A winter dream of spring
In the springtime, when the earth awakens and gray gives way to blue, I will head to Minnesota.
I will take a week, and take my time, and meander to the Midwest, to baseball, to a new experience.
When I was younger, my parents dragged us on two two-week vacations. At the time I hated it. I wanted to go to the beach. I wanted to stay home and enjoy the summer. I wanted to be a shiftless teen.
At the end of it we all were tired of each other. But we had also seen quite a lot of our native land. Between those trips, and my own travels, I've been to 45 of the 50 states. This quixotic journey will add two more -- the Land of 1,000 Lakes and to North Dakota. I managed to miss those two along the way.
I will go to Minnesota, to our national game, to the Twin Cities and the Twins. I will stay in cheap hotels, have no need to shave, enjoy the journey, and write about what I see. From there, I hope to return to Little Big Horn, to Custer's Last Stand, to the Big Sky Country, to that still and silent ground. Don't ask me why, but that place haunts me.
I will then travel west, to my last unexplored country from California to the New York islands, then take the leisurely route home. Perhaps I'll go to Iowa, to the Field of Dreams, to Shoeless Joe Jackson and that magical cornfield, and have a catch at twilight.
Those who play it, and those who have lost the childhood wanderlust, insist baseball is just a game. They say it contains nothing metaphorical, nothing metaphysical. But I know better.

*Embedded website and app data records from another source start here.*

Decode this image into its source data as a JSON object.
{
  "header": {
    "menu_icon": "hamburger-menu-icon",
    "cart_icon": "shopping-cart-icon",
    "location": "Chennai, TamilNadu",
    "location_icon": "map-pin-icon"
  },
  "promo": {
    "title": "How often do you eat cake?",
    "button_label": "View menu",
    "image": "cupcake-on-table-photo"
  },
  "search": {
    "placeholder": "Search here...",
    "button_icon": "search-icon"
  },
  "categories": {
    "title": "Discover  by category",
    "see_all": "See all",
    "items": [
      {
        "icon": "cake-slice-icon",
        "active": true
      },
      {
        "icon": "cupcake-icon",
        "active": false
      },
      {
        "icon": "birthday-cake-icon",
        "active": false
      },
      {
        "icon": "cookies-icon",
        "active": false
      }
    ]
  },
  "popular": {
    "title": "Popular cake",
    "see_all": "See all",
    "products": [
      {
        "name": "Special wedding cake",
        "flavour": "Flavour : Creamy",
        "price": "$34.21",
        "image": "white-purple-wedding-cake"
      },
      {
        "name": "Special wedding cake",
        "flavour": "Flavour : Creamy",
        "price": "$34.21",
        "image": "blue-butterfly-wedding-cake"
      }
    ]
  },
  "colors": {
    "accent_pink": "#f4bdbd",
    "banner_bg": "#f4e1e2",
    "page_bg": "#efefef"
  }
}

Oh, I don't mind the eccentricity of my attachment to it. There are worse things over which to obsess. Besides, at some level, I don't care what you think.
Baseball has always been an escape, my version of an addictive drug, a three and one-half hour foray into sweet surrender. I often combine it with traveling, joining the longstanding American obsession with the open road, the last gasp of Manifest Destiny, or some such thing.
I am more comfortable away from here. I write with more passion, with more clarity, with a renewed sense of purpose. I relax. Clear my mind. Figure out what I need to do. And yet, like this child's game I love so much, I look forward to coming home.
Maybe it is only a passing fancy on a cold, restless winter's night. Or maybe not.
Regardless, it is a pretty thought, something to anticipate, something for which to plan, in the fond expectancy of spring, when the world begins anew.